'It gets much worse for the good guys,' showrunner Jeremy Slater teases
By joining the second season of Fox’s The Exorcist, John Cho isn’t just adding an Asian face to American horror; he’s also getting over a personal demon.
Growing up in a religious household meant watching films like The Exorcist was considered, as he puts it, “taboo.” He never saw a single horror film — except for the time he and his family accidentally wandered into a viewing of a grisly flick called Death Ship 2. (It’s a tale Cho laughs his way through telling. Long story short, Cho’s father thought every film playing at the one-dollar, second-run theater across the street would be G-rated. He thought wrong.)
“Within, like, 10 minutes I saw a woman get impaled on one of those giant fishing boat hooks. I’ll never forget it,” Cho recalls, laughing. “My parents quickly covered up me and my brother’s eyes with their palms, but we did not walk out, because we had paid four dollars, so I spent most of the movie with my dad’s hand on my face.”
Now, Cho’s an adult who can watch any horror film he wants — and even star in a horror drama. In The Exorcist‘s second season, he plays Andy Kim, a widowed ex-child psychologist tending to five foster children who will be right inside the eye of a supernatural vortex taking place on the sylvan island off the coast of Seattle where Andy and his unconventional brood lives. “This family is in a tremendous amount of danger,” showrunner Jeremy Slater teases. “There’s something terrifying working in those woods and it’s set its sights on one of the kids under Andy’s care. It’s coming for the kid, and since this is The Exorcist, all hell is going to break loose.”
The setting is a 180-degree (head) turn from the first season’s Chicago-centric story, but that’s not the only change underway for season 2. Slater calls the season, subtitled “The Next Chapter,” somewhat of a new pilot for the series, because this time around, Fathers Tomas (Alfonso Herrera) and Marcus (Ben Daniels) will be sharing the screen much more often as partners.
“When those guys are on screen together, that’s when the show really sings,” he says. “We knew going in that we wanted to avoid some of the mistakes of season 1, when unfortunately, some of the ways the plot twisted and turned constantly pulled our guys apart.”
In season 2, they’ll be working together — even if they’re not getting along perfectly. “As we meet them, there’s a slight tension starting to creep into their relationship,” Daniels teases. “There’s a certain way of performing an exorcism that Marcus knows about, but thinks is very dangerous, so we go from there.”
Still, the partnership does mean bringing out a new side to Marcus: “Tomas has opened a certain humanity in him,” Daniels explains. “He’s been very closed off and like a lone wolf for years and years and years, and suddenly God or the Devil — we don’t know — has brought this other person into his life and it’s cracked something open in him… He’s definitely not the same Marcus that we saw last season, which is really exciting.”

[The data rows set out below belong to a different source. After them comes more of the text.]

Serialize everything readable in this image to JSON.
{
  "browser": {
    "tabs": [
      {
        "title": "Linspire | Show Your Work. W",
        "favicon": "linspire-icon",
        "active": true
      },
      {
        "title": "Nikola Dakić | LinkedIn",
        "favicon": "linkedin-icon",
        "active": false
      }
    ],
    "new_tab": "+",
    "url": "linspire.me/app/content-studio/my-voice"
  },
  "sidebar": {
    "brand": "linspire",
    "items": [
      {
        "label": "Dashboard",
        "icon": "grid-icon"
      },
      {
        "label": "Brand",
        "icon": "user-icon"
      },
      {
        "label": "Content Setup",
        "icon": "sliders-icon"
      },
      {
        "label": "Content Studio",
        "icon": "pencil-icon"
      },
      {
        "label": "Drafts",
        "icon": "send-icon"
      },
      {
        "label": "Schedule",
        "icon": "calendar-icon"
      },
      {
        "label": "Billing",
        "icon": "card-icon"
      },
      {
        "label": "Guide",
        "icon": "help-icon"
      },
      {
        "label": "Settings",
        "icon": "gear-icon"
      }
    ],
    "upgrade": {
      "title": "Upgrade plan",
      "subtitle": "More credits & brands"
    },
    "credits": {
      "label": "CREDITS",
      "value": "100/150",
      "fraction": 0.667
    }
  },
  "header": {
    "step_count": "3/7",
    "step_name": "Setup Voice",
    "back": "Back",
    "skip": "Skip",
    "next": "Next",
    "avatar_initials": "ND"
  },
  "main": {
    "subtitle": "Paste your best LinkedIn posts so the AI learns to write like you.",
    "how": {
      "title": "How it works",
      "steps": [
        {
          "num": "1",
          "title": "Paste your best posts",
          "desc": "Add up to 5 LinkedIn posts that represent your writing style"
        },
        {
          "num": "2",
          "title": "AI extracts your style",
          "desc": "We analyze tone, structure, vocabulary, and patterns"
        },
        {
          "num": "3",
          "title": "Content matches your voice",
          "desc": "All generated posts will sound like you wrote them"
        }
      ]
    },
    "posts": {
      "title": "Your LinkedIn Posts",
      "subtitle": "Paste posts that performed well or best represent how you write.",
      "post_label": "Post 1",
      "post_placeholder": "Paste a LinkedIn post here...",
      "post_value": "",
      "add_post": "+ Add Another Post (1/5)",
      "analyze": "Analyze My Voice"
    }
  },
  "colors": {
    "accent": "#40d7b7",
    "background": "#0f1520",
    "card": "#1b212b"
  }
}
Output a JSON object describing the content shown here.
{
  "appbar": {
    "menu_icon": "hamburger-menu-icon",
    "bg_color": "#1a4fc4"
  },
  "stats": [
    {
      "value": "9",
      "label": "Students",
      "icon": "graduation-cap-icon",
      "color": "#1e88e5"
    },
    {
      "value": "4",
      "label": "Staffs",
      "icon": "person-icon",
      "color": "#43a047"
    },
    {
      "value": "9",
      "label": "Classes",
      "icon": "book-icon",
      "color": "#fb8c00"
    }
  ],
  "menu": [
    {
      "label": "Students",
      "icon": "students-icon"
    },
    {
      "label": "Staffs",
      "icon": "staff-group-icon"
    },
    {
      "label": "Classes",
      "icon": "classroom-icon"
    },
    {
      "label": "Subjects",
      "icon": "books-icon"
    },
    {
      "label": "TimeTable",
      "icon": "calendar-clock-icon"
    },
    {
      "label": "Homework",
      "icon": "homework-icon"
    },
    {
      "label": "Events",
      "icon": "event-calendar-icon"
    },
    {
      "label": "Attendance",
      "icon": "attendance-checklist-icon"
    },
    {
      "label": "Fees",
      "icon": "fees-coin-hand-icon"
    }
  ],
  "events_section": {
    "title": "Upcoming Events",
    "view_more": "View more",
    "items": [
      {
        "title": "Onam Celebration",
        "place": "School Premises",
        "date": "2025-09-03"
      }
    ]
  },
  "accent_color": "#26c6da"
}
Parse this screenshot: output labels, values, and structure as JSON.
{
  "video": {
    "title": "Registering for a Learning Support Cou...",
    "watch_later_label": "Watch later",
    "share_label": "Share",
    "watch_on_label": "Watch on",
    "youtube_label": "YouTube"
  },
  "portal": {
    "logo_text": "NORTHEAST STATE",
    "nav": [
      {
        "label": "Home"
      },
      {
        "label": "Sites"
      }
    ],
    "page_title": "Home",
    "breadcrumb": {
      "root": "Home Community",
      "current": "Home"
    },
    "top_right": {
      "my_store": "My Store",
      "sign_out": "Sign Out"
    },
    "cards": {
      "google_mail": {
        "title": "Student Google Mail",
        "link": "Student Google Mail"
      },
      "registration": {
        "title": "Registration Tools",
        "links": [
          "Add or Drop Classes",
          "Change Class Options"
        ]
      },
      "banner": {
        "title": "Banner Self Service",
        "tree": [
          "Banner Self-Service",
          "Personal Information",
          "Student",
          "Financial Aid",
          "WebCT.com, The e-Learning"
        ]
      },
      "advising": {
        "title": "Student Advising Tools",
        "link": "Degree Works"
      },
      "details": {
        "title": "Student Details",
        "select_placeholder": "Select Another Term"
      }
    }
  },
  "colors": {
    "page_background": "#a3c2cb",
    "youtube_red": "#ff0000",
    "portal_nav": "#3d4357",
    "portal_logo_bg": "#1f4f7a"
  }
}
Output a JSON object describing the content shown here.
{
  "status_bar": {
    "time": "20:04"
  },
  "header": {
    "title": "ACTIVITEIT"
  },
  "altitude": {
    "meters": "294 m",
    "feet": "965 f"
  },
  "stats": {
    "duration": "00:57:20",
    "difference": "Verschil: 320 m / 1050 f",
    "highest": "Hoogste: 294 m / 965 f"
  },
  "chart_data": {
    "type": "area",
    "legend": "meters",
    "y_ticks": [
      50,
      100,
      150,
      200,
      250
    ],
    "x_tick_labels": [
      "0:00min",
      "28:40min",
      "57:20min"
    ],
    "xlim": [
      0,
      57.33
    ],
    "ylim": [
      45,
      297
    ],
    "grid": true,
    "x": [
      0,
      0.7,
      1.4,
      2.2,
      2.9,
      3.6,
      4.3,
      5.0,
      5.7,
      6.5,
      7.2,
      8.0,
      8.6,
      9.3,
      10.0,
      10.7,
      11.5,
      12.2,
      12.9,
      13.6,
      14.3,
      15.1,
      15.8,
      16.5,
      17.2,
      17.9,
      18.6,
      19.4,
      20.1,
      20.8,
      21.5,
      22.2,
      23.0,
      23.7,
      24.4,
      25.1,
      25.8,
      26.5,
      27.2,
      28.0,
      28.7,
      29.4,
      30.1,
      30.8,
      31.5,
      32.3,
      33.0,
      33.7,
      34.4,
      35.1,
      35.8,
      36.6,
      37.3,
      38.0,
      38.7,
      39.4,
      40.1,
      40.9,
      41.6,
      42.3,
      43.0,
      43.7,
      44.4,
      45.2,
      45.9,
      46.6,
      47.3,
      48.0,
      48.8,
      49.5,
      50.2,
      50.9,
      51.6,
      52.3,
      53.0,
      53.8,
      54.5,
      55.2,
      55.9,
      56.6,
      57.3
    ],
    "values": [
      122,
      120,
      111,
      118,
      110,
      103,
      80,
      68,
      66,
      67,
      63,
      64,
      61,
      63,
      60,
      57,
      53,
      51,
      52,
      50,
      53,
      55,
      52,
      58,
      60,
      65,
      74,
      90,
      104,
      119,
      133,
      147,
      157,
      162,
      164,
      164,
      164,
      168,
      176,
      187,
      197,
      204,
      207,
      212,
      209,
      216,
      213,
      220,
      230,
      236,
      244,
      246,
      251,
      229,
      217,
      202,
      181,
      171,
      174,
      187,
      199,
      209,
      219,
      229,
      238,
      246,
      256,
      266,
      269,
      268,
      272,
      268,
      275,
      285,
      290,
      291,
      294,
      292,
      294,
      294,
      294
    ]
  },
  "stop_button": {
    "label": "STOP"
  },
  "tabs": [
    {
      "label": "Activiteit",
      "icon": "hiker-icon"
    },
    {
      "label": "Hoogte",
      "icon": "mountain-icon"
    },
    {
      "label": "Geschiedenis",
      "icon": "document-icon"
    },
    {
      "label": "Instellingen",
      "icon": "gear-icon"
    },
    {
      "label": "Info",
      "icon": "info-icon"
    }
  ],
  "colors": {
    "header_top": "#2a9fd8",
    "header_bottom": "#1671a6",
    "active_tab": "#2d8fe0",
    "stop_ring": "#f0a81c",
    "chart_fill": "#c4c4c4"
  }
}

And hey, at least those two won’t have to deal with Pazuzu anymore. Slater promises that the demon of the original Exorcist and season 1 will not reappear as a midseason twist — nor will this season pull the same trick as the last, when halfway through, Geena Davis’ character was revealed to be that of the older Regan MacNeil from the film. “We do not have a central gotcha twist,” Slater says. “Season 1 was definitely tying our show to the overall franchise and saying, ‘Here is why we have the name Exorcist on our show.'”
With that done, the goal of the second season is to expand the world of the show. “We hinted last year that evil has grander ambitions than just targeting one girl here or one random person there, that it actually started infiltrating different levels of church and state,” he explains. “That story’s going to become much more prominent in season 2.”
After all, Maria Walters (Kirsten Fitzgerald), the rich woman who practically begged to be possessed, isn’t done with her mission just yet. Expect her to factor into the story, and for Father Bennet (Kurt Egyiawan) to be doggedly investigating the religious conspiracy abroad. “One of the things Bennet is going to come to realize very quickly is that if you thought a few socialites and corrupted priests and police commissioners last year were a problem, you haven’t seen anything yet,” Slater says. “It gets much worse for the good guys.” Well, it always has to get worse before it gets better, right?
The Exorcist returns Friday, Sept. 29, at 9 p.m. ET on Fox.